My first treasure site was two hundred miles away. Three properties there contain two existing homes built circa 1866. A third property is registered as a Ghost Town with one building still standing on an adjacent property. Around 1873 a tornado struck this town and strewed buildings with contents all over a quarter section of land. I started on the Ghost Town location.

When I exited my truck, I turned on the Vanquish 340. As soon as the coil was within five inches of the ground the auto went berserk. I had sequels and howls continuously as I just stood there. I then set the settings to all metals. My readings were from -7 to 19. I dug a little bit and found the #19 reading to be a nail. I then decided to walk to the 155-year-old well where people would meet and visited. On the way my Vanquish 340 was registering all over the place. I concentrated on those indications of 20 or higher. Still, I was finding old nails and 19th century roofing nails. This location will take some time and lots of effort.

Next, I moved on to the second property which still has the original house. When I was a freshman in high school, I was paid to put up hay in this house. Later, this house was occupied by a hired hand and best friend of the land owner.

Vanquish 340 metal detector

I took out the Vanquish 340 and started to scan the area around the house. I could see on the outside of the home entrances had been added and covered up. Five total entrances. There was no way to figure out where the original front of the house was. I scanned around the base of this structure finding screw off beer bottle caps and nails. I found a fluted chunk of aluminum a brass piece which appeared to be a lesser part of a brace. On the east side of the house was an old clothes line. For the young’uns this is where one would hang their washed wet cloths to let them dry in the outdoor air. A time prior to in house dryers.

Under the close line I found an old nail and my prize for the day. I found a blue tiny toy car made from cast aluminum. It appeared to be a “Roadster” with a rumble seat. This treasure was found a little over six inches down. Later I learned some interesting things about my blue Roadster. From research I found out this very small toy car was a Tootsietoy Ford Roadster Blue #2. It is made of diecast aluminum and made in the USA. The date would be circa 1932 to 1936. This car was a prize in Cracker Jacks.
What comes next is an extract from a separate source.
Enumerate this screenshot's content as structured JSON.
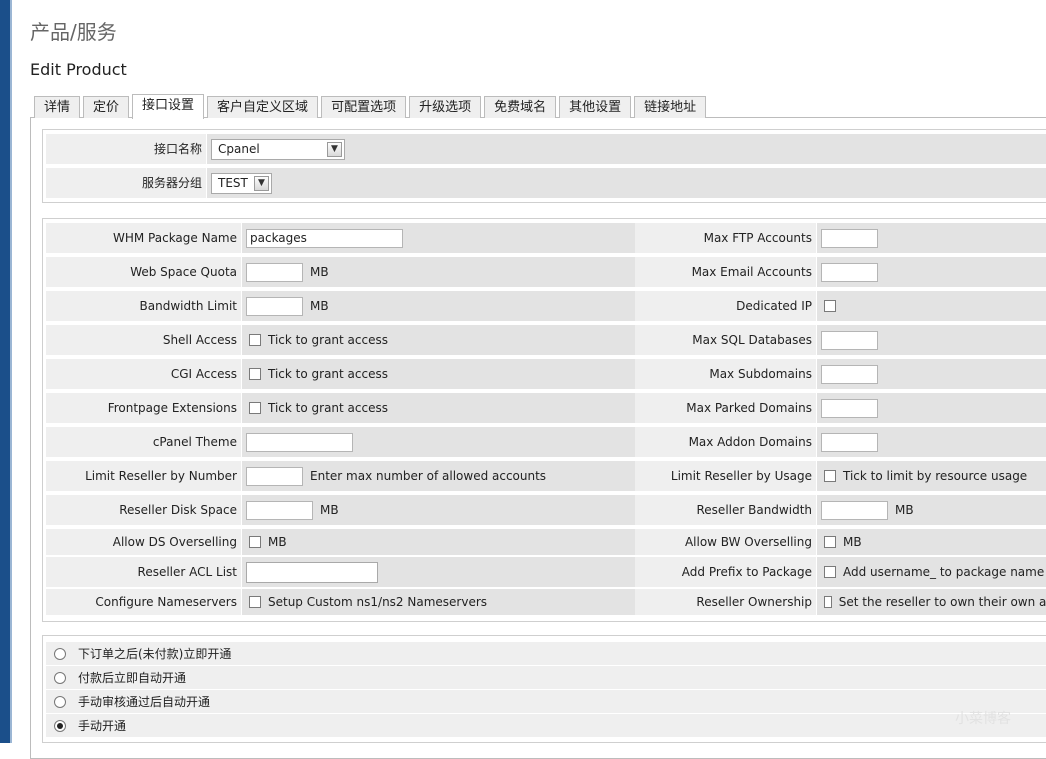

Likely a young lad was playing with his toy cars and left the Roadster out. Somehow the Roadster was covered in grass or dirt and remained their where Mother Nature and soil disruption covered it with six inches of dirt.

Treasure found with metal detector

According to scientist’s research, it takes 200 years for soil to form .39 inches. My Roadster was likely covered with rotting vegetation and dirt displaced by someone digging and depositing soil on top. Or the lad in playing just buried his Roadster and forgot.

Upon my return to this area, I will again search the three properties. I am considering pulling the RV to this location and spending some alone time and treasure hunting. Kathy and I are going up to NE Oklahoma to campout in an Oklahoma State Park. Oklahoma State Parks require a permit to search with a metal detector. The permit is free so it is likely to be sure one learns the rules and a register guest.

To cap off Chapter 1 I wish all of you GOOD HUNTING and be safe out there. Chapter 2 will come to report new adventures of treasure hunting with my Vanquish 340 a mighty fine machine.


MINELAB Vanquish 340

Ruger Firearms